Ever since man’s journey began on earth, development over the past centuries underlined the relativity of the notion of various stages of human endeavour in its history and evolution. Despite the fact that change is inevitable and evolutionary, and thus radical, one has to look backward and forward at the same time between the past and the present in order to move ahead in time to build a meaningful future. Especially now as we step into the new millennium, it becomes all the more appropriate to introspect the past, in order to understand its significance in the present so that we step into a better tomorrow. In the previous issuesVihangama presented an array of IGNCA’s concern in rethinking and redefining the fundamental concepts that has led it to deliver on the deep issues dealing with culture as an artefact of human nature and thought. Linkages between cosmic and the human is viewed in a way in which we advance our knowledge of the natural world around us. The primeval sound of creation speaks of traditional science, a universal experience of the reality. Timeless creation of tribal cosmogony in preservation and dissolution of the world of matter, water cosmology, all relate to the multiplicity and variety of the artistic traditions of India found in classical literature and multi-faceted indigenous heritage represented by timeless tradition of pictorial, histrionic and oral expression, dissemination and transmission and the people’s artistic aspirations and skills, transcending geographical boundaries to grow elsewhere as a cultural whole. Moving forward on firm footing, Vihangama delves into the cultural realms acquainting the reader with programmes and activities of the centre, providing a forum for dissemination of ideas.
The fundamental insight brought forth by the present volume, concerns itself on the scattered and fragmented remnants of the San artists, popularly known as the Bushmen of the Kalahari deserts. The distant past of the fast diminishing San people lie manifest in their artistic and cultural treasures. The tremendous ability to locate events and objects on the basis of symbols, footprints, direction of wind and cloud formation is aptly described by Dr. Sudha Satyawadi in Art and Craft of Botswana, throws light into the lives of the San people who still cling to their distant past and live a simplistic life of the primitive man in modern era.
In the present times when knowledge is confined to the text books, Dr. Aruptharani Sengupta gives an insight into the nomadic lifestyle and wisdom of the Kattu-Nayakars of Tamil Nadu, their power to tranform, create new realities and offer solution and recourse through divination; they heal, soothe and cure with deftness the ailments and misfortunes of the mankind engaged in chasing their materialistic goals.

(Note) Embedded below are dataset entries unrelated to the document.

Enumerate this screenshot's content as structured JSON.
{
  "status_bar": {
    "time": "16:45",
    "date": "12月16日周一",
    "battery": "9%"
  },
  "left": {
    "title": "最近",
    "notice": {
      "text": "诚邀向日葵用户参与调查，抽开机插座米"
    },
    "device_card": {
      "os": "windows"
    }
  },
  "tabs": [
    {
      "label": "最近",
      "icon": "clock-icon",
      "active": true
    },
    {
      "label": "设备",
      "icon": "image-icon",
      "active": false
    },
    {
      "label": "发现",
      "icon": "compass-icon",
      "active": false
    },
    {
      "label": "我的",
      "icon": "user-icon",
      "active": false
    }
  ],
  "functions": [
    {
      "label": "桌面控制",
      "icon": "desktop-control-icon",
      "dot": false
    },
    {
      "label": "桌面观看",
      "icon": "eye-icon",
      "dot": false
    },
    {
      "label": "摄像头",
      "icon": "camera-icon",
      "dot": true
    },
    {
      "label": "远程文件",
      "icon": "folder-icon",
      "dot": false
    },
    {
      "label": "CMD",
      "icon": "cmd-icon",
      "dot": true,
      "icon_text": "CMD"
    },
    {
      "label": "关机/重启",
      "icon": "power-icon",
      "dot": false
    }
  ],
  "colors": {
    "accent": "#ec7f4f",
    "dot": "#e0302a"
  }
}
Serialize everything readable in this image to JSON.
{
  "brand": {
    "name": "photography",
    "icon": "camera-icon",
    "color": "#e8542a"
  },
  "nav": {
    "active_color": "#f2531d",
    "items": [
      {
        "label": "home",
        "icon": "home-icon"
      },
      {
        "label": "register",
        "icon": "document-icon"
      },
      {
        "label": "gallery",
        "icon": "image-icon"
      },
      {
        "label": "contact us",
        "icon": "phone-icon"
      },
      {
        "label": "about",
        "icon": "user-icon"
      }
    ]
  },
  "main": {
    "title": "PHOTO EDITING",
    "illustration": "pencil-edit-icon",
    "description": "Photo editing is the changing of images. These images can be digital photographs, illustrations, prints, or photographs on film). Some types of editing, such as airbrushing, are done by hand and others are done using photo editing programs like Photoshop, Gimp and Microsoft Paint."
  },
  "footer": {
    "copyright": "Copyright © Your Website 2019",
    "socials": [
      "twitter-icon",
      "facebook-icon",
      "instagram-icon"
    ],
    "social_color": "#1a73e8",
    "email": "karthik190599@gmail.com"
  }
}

The IGNCA, through its specific programmes and collaborative projects encourages researches in the field of arts and other forms of cultural expressions between diverse regions and inter-relationship of tribal, rural and urban as well as the literate and oral traditions that are investigated and documented. This volume focuses on South India, a part of Indian sub-continent responsible for the earliest known civilization and cultural transformation. South India has contributed a lot in shaping up Indian culture and tradition by bringing forth various aspects of historical and cultural heritage, religious and social life, art, architecture, literary and linguistic traditions. A report on K‹etrasampadå of Guruvayur Temple in Kerala by Prof. PRG Mathur presents the paradoxical example of a nucleus of old belief system surviving in the present conflicting trends of modernization where humanity unites to communicate with the divine. Dr. Jan Brouwer in Pa¤cabhµuta as an Expression of the Self, focuses on the Visvakarma caste of artisans of Karnataka, who narrate the origin of their tools. They transcend the very world they have created, and view the process as a transcendent act, employing material skills and tools as the machanism to do so. The Tradition of Teyyam by Dr. Chandran T.V. presents divergent forms of various cultic practices which came under the configuration of its very definition where the performer represents the God. On the other hand the Syrian Christian Orthodox Church of Kerala by Dr. Jose George, originated through the missionary activities of the followers of the Christ, occupies an important place among the ancient independent churches of the world. Embracing of local terms and customs has made it unique and different from the rest. In the Unesco Forum, the focus is on the Village India project, launched in 1998 with an aim to challenge and address itself to the development alternatives. An attempt is made to prepare new materials for determining development parameters and to formulate a practical guide for the management of development.
We introduce a series on Quest for Knowledge Paths of Life, which will henceforth be presented as a memoir elucidating the intellectual experiences and interactions of scholars belonging to various fields of knowledge as an expression of their thoughts and sentiments. Prof. B.N. Saraswati voices the concern in safeguarding folklore by acknowledging it as the fundamental experience of the human life responsible for re-construction of the new world order.
Our regular features encompasses the IGNCA news, Prof. N.R. Shetty joining the institute as new Member Secretary; reviews of books affirming man’s faith in religion, nature, the primal elements and the fundamental concepts of the arts; lecture; and the exhibition of paintings by Mother and Daughter, a tribute to the Brunners. We also present a report on seminar, Documentation of Central Asian Antiquities, which hopes to provide an operational framework in preserving the Central Asian civilization and cultures.
Vihangama, thus concludes its journey of the year 2000 by making the past available through the experiences of the diverse traditional cultures into the present and generate an essence of change and continuity of the glorious past and valued future.